Pink Sheet is part of Informa PLC

This site is operated by a business or businesses owned by Informa PLC and all copyright resides with them. Informa PLC’s registered office is 5 Howick Place, London SW1P 1WG. Registered in England and Wales. Number 8860726.

This copy is for your personal, non-commercial use.
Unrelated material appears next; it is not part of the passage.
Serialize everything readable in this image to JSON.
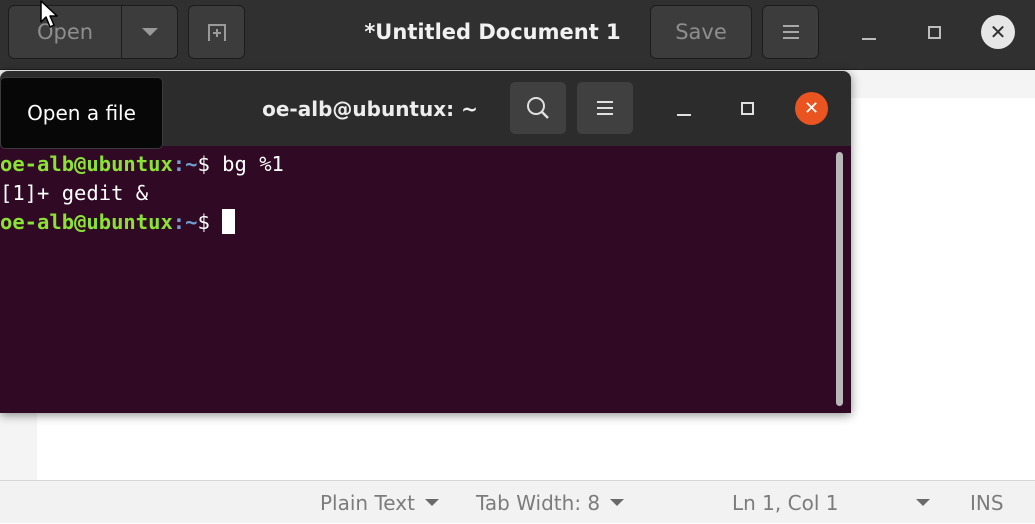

For high-quality copies or electronic reprints for distribution to colleagues or customers, please call +44 (0) 20 3377 3183
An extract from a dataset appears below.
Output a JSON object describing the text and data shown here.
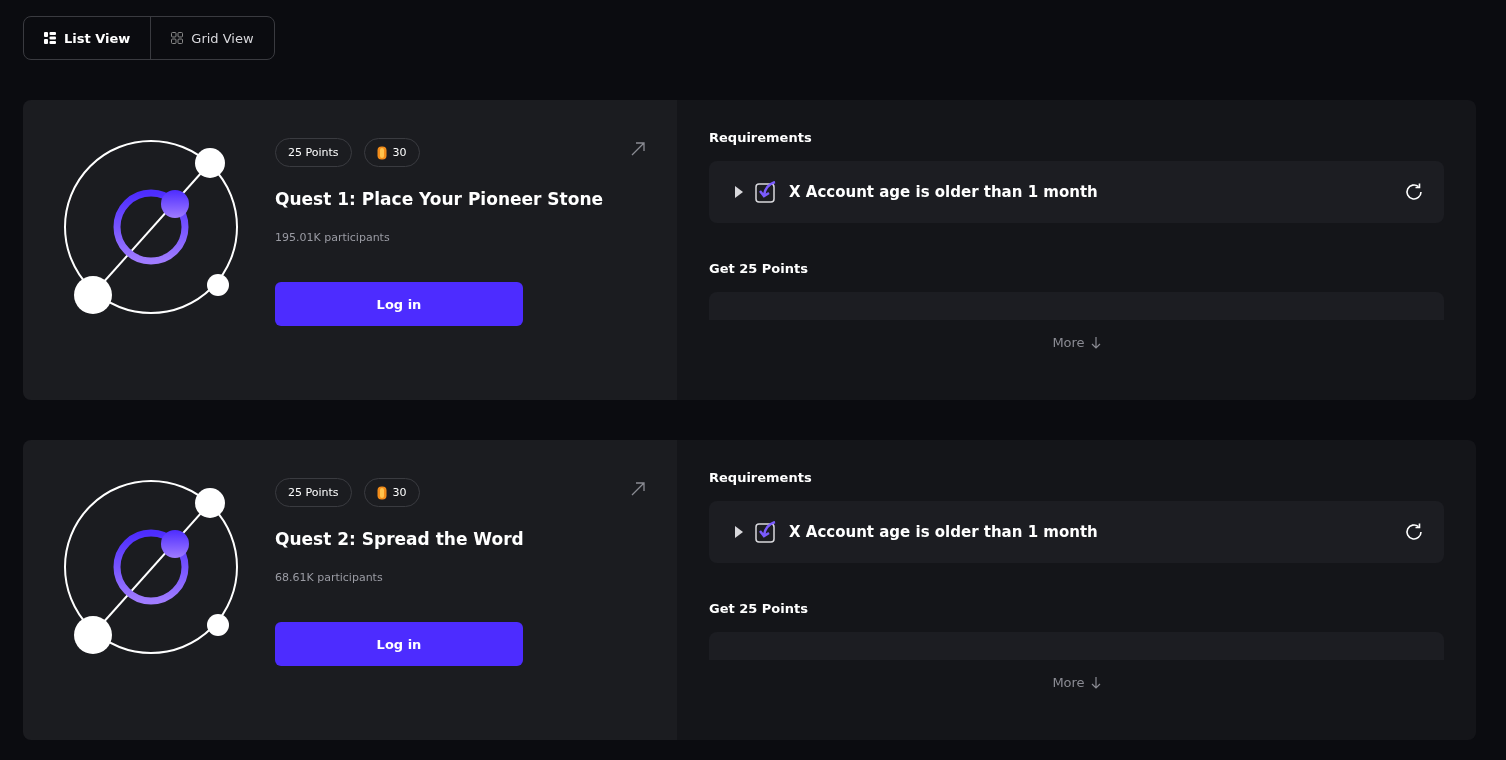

Printed By


SIDI could be useful for NDIs

This article was originally published in The Tan Sheet

Executive Summary

FDA expects the Standardized Information on Dietary Ingredients program to be a "valuable tool" for collecting new dietary ingredient notification information, Council for Responsible Nutrition VP for Scientific and Regulatory Affairs Andrew Shao tells supplement industry executives at CRN's annual conference Oct. 4. FDA's Center for Food Safety and Applied Nutrition director of dietary supplement programs, Bill Frankos, told CRN it provides the "same type of information that FDA looks for in those notifications that they never get." In his presentation, Shao provided an overview of SIDI, a voluntary program established by supplement industry trade groups in October 2006 to simplify and standardize the exchange of information between ingredient suppliers and product manufacturers (1"The Tan Sheet" Oct. 23, 2006, p. 8). CFSAN Director Robert E. Brackett stated NDIs marketed without undergoing the NDI notification process is one of the agency's top concerns...

You may also be interested in...
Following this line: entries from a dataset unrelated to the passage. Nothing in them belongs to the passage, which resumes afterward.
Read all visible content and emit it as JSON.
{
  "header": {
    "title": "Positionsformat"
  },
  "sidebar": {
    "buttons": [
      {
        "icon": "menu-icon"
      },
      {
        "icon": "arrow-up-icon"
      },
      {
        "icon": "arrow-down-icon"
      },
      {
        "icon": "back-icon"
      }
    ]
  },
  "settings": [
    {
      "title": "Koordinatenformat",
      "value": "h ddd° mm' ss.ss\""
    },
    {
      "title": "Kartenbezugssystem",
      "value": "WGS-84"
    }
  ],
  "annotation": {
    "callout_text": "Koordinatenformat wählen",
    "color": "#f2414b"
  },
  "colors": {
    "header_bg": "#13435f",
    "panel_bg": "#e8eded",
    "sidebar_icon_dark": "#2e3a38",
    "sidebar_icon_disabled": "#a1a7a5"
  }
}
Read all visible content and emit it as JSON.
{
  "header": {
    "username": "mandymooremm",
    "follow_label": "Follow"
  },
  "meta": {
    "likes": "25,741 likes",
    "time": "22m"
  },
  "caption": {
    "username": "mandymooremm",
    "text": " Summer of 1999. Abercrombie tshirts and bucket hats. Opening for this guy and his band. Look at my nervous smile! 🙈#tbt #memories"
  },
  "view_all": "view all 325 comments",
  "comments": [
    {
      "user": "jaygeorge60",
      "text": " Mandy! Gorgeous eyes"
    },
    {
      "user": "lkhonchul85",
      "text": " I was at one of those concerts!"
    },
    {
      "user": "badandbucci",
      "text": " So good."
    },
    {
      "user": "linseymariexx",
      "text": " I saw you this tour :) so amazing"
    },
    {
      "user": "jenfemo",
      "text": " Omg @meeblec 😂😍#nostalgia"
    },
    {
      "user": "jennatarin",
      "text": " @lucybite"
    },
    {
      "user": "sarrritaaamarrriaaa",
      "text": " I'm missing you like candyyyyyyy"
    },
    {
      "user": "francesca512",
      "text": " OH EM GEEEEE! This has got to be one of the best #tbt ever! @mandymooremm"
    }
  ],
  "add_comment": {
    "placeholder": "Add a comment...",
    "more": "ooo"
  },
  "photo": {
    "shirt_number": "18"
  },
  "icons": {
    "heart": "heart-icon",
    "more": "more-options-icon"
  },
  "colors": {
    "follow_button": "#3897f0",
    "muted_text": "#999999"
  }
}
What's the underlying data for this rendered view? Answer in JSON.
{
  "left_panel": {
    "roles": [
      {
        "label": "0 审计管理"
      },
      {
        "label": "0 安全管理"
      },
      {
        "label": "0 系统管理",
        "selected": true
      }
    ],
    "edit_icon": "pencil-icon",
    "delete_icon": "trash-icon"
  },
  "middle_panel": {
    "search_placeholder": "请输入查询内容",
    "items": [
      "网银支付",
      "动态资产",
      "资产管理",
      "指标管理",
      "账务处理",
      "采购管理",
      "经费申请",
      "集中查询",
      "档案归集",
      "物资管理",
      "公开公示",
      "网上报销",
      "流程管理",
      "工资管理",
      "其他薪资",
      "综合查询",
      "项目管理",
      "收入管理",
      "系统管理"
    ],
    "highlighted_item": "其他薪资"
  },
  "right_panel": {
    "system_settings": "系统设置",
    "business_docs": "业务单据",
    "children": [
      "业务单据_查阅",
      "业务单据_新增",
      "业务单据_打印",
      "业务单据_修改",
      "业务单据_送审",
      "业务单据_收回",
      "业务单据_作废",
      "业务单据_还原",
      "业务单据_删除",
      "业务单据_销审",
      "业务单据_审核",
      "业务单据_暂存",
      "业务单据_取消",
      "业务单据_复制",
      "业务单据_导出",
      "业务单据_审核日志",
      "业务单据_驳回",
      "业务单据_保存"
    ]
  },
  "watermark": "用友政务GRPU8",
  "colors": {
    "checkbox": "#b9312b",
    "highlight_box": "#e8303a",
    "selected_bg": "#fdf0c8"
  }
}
SIDI Program Will Standardize Ingredient Protocol – Supplement Trade Groups

A voluntary protocol could prompt "a major paradigm shift for many in the [dietary supplement] industry by moving away from unique individualized questionnaires towards standardized documentation and information exchange," trade groups say

Health And Wellness Trademark Review 14 January, 2020

Trademarks are registered and published for opposition with the US Patent and Trademark Office and are published weekly in the agency's Official Gazette.

Claim That Supplement Boosts Children’s Focus Could Spur FTC Attention

Creekside Natural Therapeutics might hear from the FTC after failing to show in an industry self-regulation forum that it would correct misleading claims for its Focused Mind Jr. supplement promoted as an alternative to ADHD drugs.





Ask The Analyst

Please Note: You can also Click below Link for Ask the Analyst
Ask The Analyst

Your question has been successfully sent to the email address below and we will get back as soon as possible. my@email.address.

All fields are required.

Please make sure all fields are completed.

Please make sure you have filled out all fields

Please make sure you have filled out all fields

Please enter a valid e-mail address

Please enter a valid Phone Number

Ask your question to our analysts